A Microbiologist Tackles COVID-19
In the midst of the rapid spread of COVID-19 in 2020 and 2021, Justin Hart saw a way to apply his background in microbiology and water management to a new, global challenge. Hart joined teams that used a new way to monitor the spread of COVID-19 and other infectious diseases in major cities: wastewater surveillance. Because individuals infected with the virus leave particles of SARS-CoV-2 in their stool, sampling wastewater, also known as sewage, in key areas throughout cities is a viable way to trace how the virus spreads over time. Hart’s career illustrates all the scientific work being done behind-the-scenes to protect us from a global crisis.
As a CIGLR Summer Fellow in 2014, one of only a handful of students chosen to assist with research at the Cooperative Institute for Great Lakes Research, Hart worked on a project with Dr. Lauren Fry and Dr. Eric Anderson to monitor the water quality along the Clinton River near a popular swimming beach. The group measured fecal indicator bacteria, which are exactly what they sound like: bacteria commonly found in feces that indicate water is contaminated, at a possible risk to beachgoers. The project helped CIGLR researchers better understand the upstream conditions that contribute to poor water quality in Lake St. Clair. In Hart’s own words, “My time as a summer fellow at CIGLR introduced me to the idea that, as humans, we leave evidence of our infections in the environment through the microbes we shed, and that by measuring certain microbes we can better understand how to protect public health. It’s been remarkable to see the amount of work and research in this field during the pandemic and how useful this approach has been.”

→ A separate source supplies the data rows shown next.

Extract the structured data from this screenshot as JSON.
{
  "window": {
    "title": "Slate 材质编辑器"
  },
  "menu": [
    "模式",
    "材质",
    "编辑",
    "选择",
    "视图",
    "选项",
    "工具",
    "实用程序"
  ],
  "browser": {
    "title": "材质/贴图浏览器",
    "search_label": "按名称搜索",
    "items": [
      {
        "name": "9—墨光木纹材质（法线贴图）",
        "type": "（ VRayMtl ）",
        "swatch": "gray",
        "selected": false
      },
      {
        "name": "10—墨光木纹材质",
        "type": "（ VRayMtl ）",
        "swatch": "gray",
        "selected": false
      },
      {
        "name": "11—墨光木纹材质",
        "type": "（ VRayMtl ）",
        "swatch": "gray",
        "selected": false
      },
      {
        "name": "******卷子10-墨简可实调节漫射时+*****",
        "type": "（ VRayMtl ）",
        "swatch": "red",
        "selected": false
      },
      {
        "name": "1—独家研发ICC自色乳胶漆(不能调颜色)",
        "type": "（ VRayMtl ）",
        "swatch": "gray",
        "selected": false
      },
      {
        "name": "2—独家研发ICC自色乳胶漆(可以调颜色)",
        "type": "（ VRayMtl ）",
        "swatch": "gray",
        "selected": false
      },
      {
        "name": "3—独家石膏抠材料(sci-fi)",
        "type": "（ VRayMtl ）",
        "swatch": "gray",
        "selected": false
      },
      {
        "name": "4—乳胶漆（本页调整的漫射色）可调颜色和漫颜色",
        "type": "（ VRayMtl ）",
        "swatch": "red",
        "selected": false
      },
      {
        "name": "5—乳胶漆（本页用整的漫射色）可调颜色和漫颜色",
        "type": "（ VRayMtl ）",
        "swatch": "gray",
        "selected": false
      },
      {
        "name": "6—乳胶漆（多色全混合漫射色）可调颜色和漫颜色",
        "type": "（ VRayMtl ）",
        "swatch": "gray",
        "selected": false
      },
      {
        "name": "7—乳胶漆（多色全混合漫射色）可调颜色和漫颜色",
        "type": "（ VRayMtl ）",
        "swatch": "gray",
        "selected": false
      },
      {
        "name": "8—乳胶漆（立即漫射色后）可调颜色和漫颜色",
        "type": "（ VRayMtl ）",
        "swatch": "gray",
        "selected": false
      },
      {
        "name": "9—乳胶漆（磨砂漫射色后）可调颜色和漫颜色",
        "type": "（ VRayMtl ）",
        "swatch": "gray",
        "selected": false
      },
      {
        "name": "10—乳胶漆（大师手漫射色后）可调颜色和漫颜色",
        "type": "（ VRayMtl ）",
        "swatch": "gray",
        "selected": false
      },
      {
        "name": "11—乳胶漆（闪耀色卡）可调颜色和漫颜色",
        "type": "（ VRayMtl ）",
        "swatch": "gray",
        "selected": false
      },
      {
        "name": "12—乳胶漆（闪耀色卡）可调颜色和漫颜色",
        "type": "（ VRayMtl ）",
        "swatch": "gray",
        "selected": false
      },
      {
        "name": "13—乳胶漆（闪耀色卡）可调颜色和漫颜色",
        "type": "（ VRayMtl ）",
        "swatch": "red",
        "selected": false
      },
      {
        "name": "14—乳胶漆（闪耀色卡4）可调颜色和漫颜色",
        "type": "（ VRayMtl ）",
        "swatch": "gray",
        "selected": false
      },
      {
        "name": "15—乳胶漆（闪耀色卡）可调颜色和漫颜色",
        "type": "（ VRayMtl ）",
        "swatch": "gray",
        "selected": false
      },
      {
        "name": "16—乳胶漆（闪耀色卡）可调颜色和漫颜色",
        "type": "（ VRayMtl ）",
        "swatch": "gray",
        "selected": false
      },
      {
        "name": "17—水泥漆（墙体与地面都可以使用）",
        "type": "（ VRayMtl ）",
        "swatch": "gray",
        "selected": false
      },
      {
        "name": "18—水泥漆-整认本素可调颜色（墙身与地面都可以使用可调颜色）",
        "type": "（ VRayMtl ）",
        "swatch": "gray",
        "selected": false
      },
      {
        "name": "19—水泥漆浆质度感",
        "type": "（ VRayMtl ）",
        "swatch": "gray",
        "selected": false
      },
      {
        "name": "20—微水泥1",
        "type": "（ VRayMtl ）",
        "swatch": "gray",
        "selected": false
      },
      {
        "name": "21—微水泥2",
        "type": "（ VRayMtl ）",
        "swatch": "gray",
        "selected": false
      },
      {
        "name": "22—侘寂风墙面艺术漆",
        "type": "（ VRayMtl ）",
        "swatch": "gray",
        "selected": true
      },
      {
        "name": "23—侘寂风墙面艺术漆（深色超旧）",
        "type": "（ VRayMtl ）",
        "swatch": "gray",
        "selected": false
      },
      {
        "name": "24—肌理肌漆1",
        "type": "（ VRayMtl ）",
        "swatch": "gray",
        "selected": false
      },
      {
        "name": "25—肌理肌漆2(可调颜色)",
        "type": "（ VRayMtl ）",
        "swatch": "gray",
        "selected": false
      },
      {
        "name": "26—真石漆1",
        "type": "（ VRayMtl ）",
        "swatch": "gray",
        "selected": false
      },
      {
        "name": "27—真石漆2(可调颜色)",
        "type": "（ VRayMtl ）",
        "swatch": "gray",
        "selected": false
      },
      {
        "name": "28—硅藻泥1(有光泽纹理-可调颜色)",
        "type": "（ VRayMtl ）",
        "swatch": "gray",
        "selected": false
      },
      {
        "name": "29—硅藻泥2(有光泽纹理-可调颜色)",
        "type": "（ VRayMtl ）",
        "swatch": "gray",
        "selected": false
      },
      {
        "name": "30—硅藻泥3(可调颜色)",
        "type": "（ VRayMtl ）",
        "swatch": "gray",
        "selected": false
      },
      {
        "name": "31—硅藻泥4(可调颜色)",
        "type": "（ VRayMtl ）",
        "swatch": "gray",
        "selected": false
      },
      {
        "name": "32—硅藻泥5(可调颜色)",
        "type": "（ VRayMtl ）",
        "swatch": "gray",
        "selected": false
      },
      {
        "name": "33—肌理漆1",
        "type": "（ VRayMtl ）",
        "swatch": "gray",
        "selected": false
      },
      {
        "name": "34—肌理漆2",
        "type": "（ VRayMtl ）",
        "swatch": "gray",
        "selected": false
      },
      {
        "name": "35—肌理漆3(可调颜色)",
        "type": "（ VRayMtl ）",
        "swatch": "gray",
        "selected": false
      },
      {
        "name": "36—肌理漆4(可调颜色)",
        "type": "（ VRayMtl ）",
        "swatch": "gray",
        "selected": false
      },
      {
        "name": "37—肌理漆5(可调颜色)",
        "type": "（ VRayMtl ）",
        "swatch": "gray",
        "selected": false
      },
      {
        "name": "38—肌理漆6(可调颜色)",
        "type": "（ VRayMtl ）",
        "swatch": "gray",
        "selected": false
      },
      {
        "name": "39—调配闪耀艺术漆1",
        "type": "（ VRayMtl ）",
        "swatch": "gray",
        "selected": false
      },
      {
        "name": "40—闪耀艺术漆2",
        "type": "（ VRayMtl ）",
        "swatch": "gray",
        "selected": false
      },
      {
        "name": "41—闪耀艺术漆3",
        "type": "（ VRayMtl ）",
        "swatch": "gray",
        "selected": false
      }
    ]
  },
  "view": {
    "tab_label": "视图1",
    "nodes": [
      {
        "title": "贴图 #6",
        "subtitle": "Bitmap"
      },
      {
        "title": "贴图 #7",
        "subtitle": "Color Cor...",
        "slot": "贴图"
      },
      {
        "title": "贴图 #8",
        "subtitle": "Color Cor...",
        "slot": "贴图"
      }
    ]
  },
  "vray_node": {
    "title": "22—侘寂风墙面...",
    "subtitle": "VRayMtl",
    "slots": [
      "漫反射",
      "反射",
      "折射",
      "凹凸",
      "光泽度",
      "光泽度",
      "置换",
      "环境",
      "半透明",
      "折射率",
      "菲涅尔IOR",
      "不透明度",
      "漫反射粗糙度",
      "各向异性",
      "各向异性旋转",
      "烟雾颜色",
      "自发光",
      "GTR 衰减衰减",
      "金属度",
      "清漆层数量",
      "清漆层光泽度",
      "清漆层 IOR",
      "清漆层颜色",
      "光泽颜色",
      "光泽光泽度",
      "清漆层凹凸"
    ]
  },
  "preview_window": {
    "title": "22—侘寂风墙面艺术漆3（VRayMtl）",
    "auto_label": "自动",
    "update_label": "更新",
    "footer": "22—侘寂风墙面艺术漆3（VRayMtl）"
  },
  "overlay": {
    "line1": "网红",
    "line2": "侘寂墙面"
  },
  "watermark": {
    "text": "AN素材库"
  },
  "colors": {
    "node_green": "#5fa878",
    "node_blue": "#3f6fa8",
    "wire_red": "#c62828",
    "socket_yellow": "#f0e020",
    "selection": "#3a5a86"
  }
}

In both Chicago and Boston, Hart has managed wastewater surveillance programs that focus “upstream” in various neighborhoods, where samples are gathered from manholes rather than “downstream” at the wastewater treatment plants. By looking upstream, the program can focus on specific neighborhoods that have faced greater harm from COVID-19. Using the same skills in CIGLR, where he was sampling rivers, Hart worked on testing wastewater treatment plants, local sewers, and specific facilities deemed “high-risk” that serve Chicago residents in his role at the Chicago Department of Public Health. In 2023, Hart took a new role as the Wastewater Epidemiology Program Manager at the Boston Public Health Commission, transferring the same wastewater surveillance work he did in Chicago to the city of Boston. Not only did the surveillance program trace the spread of COVID-19 throughout 11 testing sites, Hart and his team identified neighborhoods at a greater risk for high rates of the virus, ensuring that disadvantaged areas would not be ignored.
“Water, and sewage especially, can tell many stories depending on what question you ask. We’ve been asking “How are things going in each neighborhood? Are there more infections or fewer?” and the sewage has done remarkably well at reflecting what’s happening and at predicting clinical data, such as reported COVID-19 cases and hospitalizations,” said Mr. Hart.